There is some evidence to suggest that our westernised diet is a contributing factor to UC, with the illness on the rise in Japan and developing countries that are adopting western diets into their lifestyles. However, UC does appear to be more likely to occur in white people of European descent; especially those descended from Ashkenazi Jews that lived in Eastern Europe and Russia.

UC affects men and women equally.

Neither gender is more likely to be affected by UC than the other, although (curiously) it tends to develop more frequently in non-smokers and ex-smokers than in smokers - but you’d have to be a fucking idiot to believe that this means smoking is the healthier option.

Age can be a factor.

UC can appear at any age, but it tends to appear for the first time between the ages of 15 and 25. Recent years have seen an increase of UC in younger people, with 1 in 4 newly diagnosed patients being under the age of 16.

All of the information above (and much, much more) is available for free on the Crohn’s and Colitis UK website.

Nothing But Facts - No Strings Attached

It’s a lot to take in at first, but I thought it was best to highlight the main points and flesh ‘em out accordingly as we go along – and even if this is the only one you read, at least you’ve got a place of reference for the future.

Throughout the lifespan of Too Cool For Stool, I’ll try and keep things as relatable as possible and aim to add in as many moments of humour (twisted or otherwise) as I can. For the interests of fairness, everyone mentioned in TCFS will be given an assumed name, and I certainly won’t be writing anything to illicit sympathy or to massage my ego, so you can put the violins (and/or dogs with violins) away. Speaking of which…

One more for the road…!

I grab one last big gulp of gas and air before the nurses cart me out of the examination room and shuttle me through the corridor to the recovery ward. I elect to wave my right arm up and down in the air like I’d stuck it out of the window of a moving car and realise that, yes, I am triumphantly wasted, and that I should probably stop giggling sometime soon…
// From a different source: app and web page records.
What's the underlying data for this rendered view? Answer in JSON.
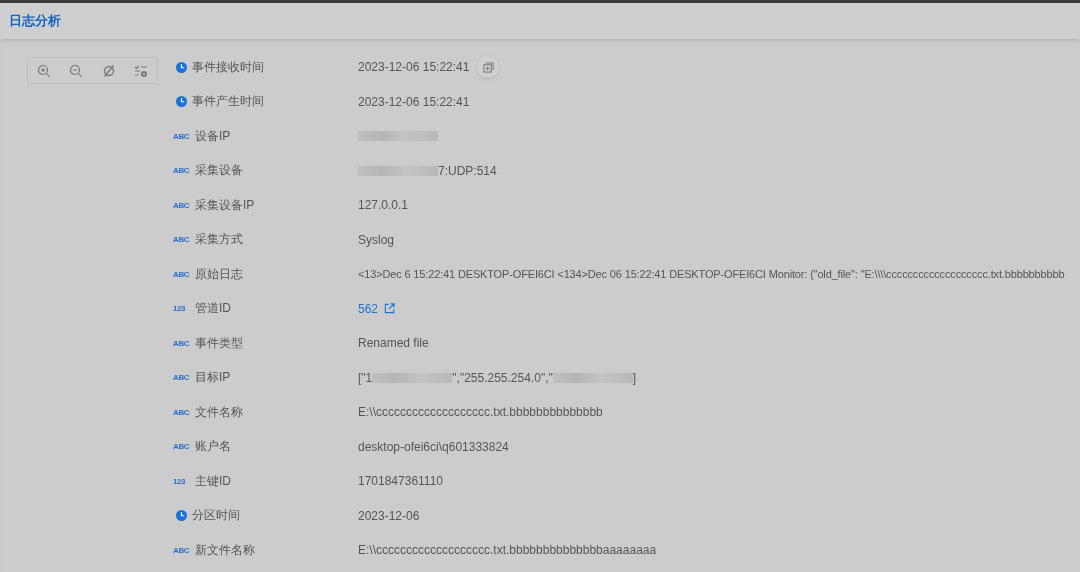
{
  "header": {
    "title": "日志分析"
  },
  "fields": [
    {
      "kind": "time",
      "label": "事件接收时间",
      "value": [
        {
          "kind": "text",
          "text": "2023-12-06 15:22:41"
        }
      ],
      "copy_button": true
    },
    {
      "kind": "time",
      "label": "事件产生时间",
      "value": [
        {
          "kind": "text",
          "text": "2023-12-06 15:22:41"
        }
      ]
    },
    {
      "kind": "string",
      "badge": "ABC",
      "label": "设备IP",
      "value": [
        {
          "kind": "redacted"
        }
      ]
    },
    {
      "kind": "string",
      "badge": "ABC",
      "label": "采集设备",
      "value": [
        {
          "kind": "redacted"
        },
        {
          "kind": "text",
          "text": "7:UDP:514"
        }
      ]
    },
    {
      "kind": "string",
      "badge": "ABC",
      "label": "采集设备IP",
      "value": [
        {
          "kind": "text",
          "text": "127.0.0.1"
        }
      ]
    },
    {
      "kind": "string",
      "badge": "ABC",
      "label": "采集方式",
      "value": [
        {
          "kind": "text",
          "text": "Syslog"
        }
      ]
    },
    {
      "kind": "string",
      "badge": "ABC",
      "label": "原始日志",
      "value": [
        {
          "kind": "text",
          "text": "<13>Dec 6 15:22:41 DESKTOP-OFEI6CI <134>Dec 06 15:22:41 DESKTOP-OFEI6CI Monitor: {\"old_file\": \"E:\\\\\\\\ccccccccccccccccccc.txt.bbbbbbbbbb"
        }
      ]
    },
    {
      "kind": "number",
      "badge": "123",
      "label": "管道ID",
      "value": [
        {
          "kind": "link",
          "text": "562"
        }
      ]
    },
    {
      "kind": "string",
      "badge": "ABC",
      "label": "事件类型",
      "value": [
        {
          "kind": "text",
          "text": "Renamed file"
        }
      ]
    },
    {
      "kind": "string",
      "badge": "ABC",
      "label": "目标IP",
      "value": [
        {
          "kind": "text",
          "text": "[\"1"
        },
        {
          "kind": "redacted"
        },
        {
          "kind": "text",
          "text": "\",\"255.255.254.0\",\""
        },
        {
          "kind": "redacted"
        },
        {
          "kind": "text",
          "text": "]"
        }
      ]
    },
    {
      "kind": "string",
      "badge": "ABC",
      "label": "文件名称",
      "value": [
        {
          "kind": "text",
          "text": "E:\\\\ccccccccccccccccccc.txt.bbbbbbbbbbbbbb"
        }
      ]
    },
    {
      "kind": "string",
      "badge": "ABC",
      "label": "账户名",
      "value": [
        {
          "kind": "text",
          "text": "desktop-ofei6ci\\q601333824"
        }
      ]
    },
    {
      "kind": "number",
      "badge": "123",
      "label": "主键ID",
      "value": [
        {
          "kind": "text",
          "text": "1701847361110"
        }
      ]
    },
    {
      "kind": "time",
      "label": "分区时间",
      "value": [
        {
          "kind": "text",
          "text": "2023-12-06"
        }
      ]
    },
    {
      "kind": "string",
      "badge": "ABC",
      "label": "新文件名称",
      "value": [
        {
          "kind": "text",
          "text": "E:\\\\ccccccccccccccccccc.txt.bbbbbbbbbbbbbbaaaaaaaa"
        }
      ]
    }
  ]
}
If the rest of my time with UC was as carefree as these few moments, everything would be fine; but UC isn’t called “life-threatening” for nothing, and I was going to find that out for myself in just a matter of days.


Every Too Cool For Stool story comes with its own mini-soundtrack - and it’s all available in the Song Suppository!

All of the songs are picked because of some kind of tenuous link to that weeks’ theme, whether it’s a title (Breathe & Stop by Q-Tip), a lyric (Marmozets' Born Young And Free) or an IBD related pun/joke in a title or sub-header (watch out for But(t), Honestly by Foo Fighters).

The result is a relatively eclectic delve into the brainbox of an IBD patient whose mental jukebox and crap pun generator just won’t shut up.

Get clicking below to enjoy the full Stool experience!